Hon Sam Basil, Deputy Opposition Leader is concerned that whilst we deal and focus on the non-renewable resource extraction sector, we have turned a blind eye as well as forgotten that majority of the population rely on customary land and agricultural production to cater everyday for food, money for education and health costs, clothing, transport charges and other needs.
Hon Basil said that that since 2000, the country is been subjected to various incursions by pest and diseases that continues to affect the livelihoods of our people and may ultimately cause havoc on agricultural production and threatening food security and export revenue.
|Photo credit: Sam Basil|
The Deputy Opposition Leader said that Bio Security threats pose a major risk to the majority of the people of Papua New Guinea who rely on Agriculture and Livestock, where 85 percent of the people engage as smallholder farmers by using 97 percent of total land area being customary.
He said PNG experienced the coffee rust disease in 1986, Potato Leaf Blight in 1990’s followed by Cane Sugar Blight, Varroa Mite (bee and pollination), Coffee Berry and Cocoa Pod Borer, Cattle tick, Newcastle Disease and now coconut and betel nut palms wilting and dying out.
“PNG is amongst a handful of countries free of many of the world’s pests and diseases including avian diseases such as Newcastle Disease, Avian Influenza and others. Whilst commercial farming in the world is concerned about pests and diseases that affects bee as most pollination of crops relies on wild and domesticated bee, in PNG, we do not realise the impact and have not put a value on the work of bees as well as encouraging the ailing apiculture sector.”

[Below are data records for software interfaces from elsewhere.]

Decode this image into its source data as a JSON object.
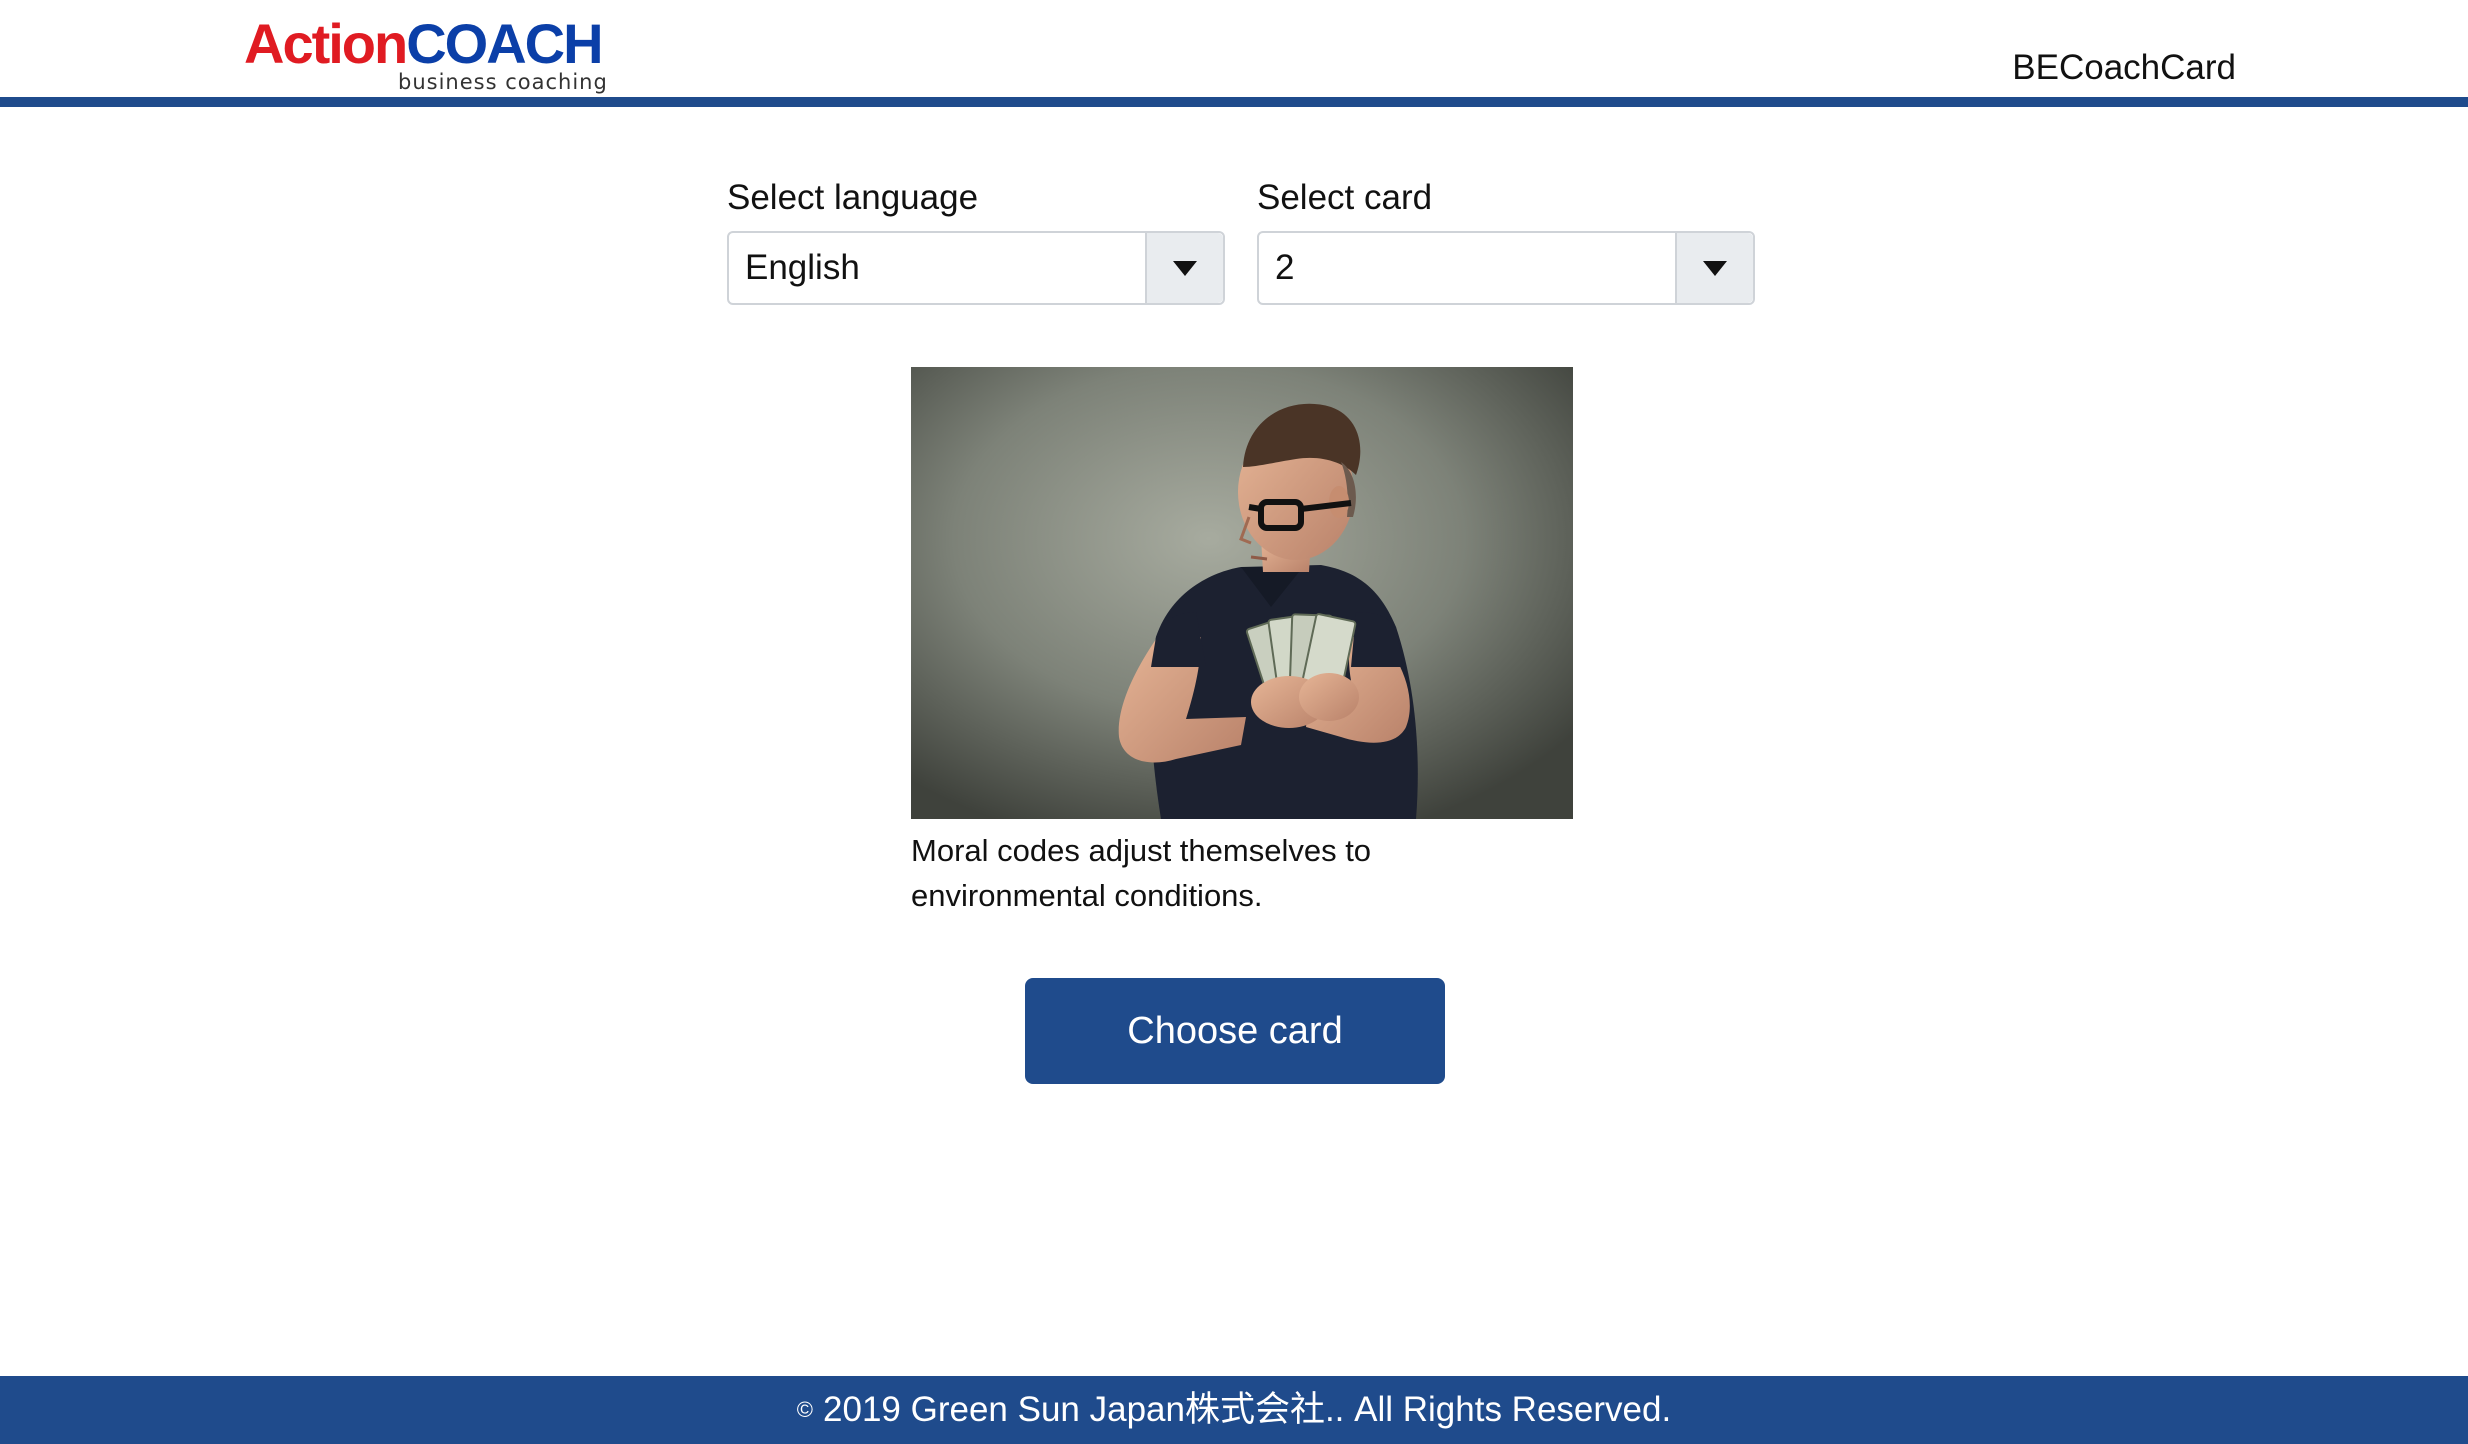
{
  "header": {
    "logo": {
      "word_action": "Action",
      "word_coach": "COACH",
      "tagline": "business coaching"
    },
    "app_name": "BECoachCard"
  },
  "form": {
    "language": {
      "label": "Select language",
      "selected": "English"
    },
    "card": {
      "label": "Select card",
      "selected": "2"
    }
  },
  "card": {
    "image_icon": "man-hiding-money-photo",
    "caption": "Moral codes adjust themselves to environmental conditions."
  },
  "actions": {
    "choose_label": "Choose card"
  },
  "footer": {
    "symbol": "©",
    "text": "2019 Green Sun Japan株式会社.. All Rights Reserved."
  },
  "colors": {
    "brand_blue": "#1f4b8c",
    "logo_red": "#e01b22",
    "logo_blue": "#0b3fa8",
    "select_arrow_bg": "#e9ecef"
  }
}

The apiculture (honey-bee) industry is affected by varroa mite infection and now there is fear that tropeleleaps is present in the Highlands further threatening honey production but may impact on pollination of commercial and food crops.
Further, PNG has a growing poultry industry where 12.8 million birds are raised and sold by smallholder farmers worth K384 million and with the commercial sector is around K600 million annually”.
Hon Basil said that as an example, Australia allocates up to K250 million in its Budget to cater for Biosecurity risk response for eradication of pests and diseases and yet does not allow uncooked poultry and livestock products into their country. In PNG, our funding for containment is negligible yet we continue to allow imports that could be devastating for the country. Has the Department of Agriculture & Livestock and the National Agriculture Quarantine Authority (NAQIA) conducted Import Risk Assessments for the importation of fresh fruit and vegetables, uncooked meat products, poultry and egg products?
“We have many illegal trades between international fishing vessels and locals. There is unchecked movement of people between PNG and West Papua and Torres Straits. Further, uncooked meat and chicken and eggs from Australia are also imported where there is risk of Newcastle Disease”.
Mr. Basil challenged the National Government and the Department of Agriculture and Livestock to:-
1. Carry out research as to where and how the various pests and diseases are coming from and the likely threats to the country.
2. Conduct assessment on economic impact of varroa mite and other disease affecting bees and pollination as well as loss in production and economic impact of potato blight, cane sugar blight, coffee berry and cocoa pod borer and palm tree disease.
3. Coordinate the awareness and eradication programs as we have noticed that every Commodity Board like Cocoa Board, Coffee Industry Corporation, Livestock Industry Corporation have been undertaking preventive measures on individual basis that is costing the State so much resources without coordination.
4. Ensure Biosecurity protocols to be based on scientific risk assessments.
“Mr. Basil said that if PNG has virulent disease outbreaks, definitely there will be increase in costs of production and so the price for consumers. Hon Basil said that coffee rust, cane sugar and potato had been contained because at that time the sector was controlled or dominated by commercial plantations. Now, almost all the agriculture and livestock industry is in the hands of smallholders and the threat is real. We cannot wait and become like countries in Africa who were once like PNG and now facing hunger and starvation and extreme poverty. The country relies on people feeding themselves for food security and poverty alleviation and this is a warning call to immediately address this issue”.
HON SAM BASIL, MP
Deputy Opposition Leader
Deputy Opposition Leader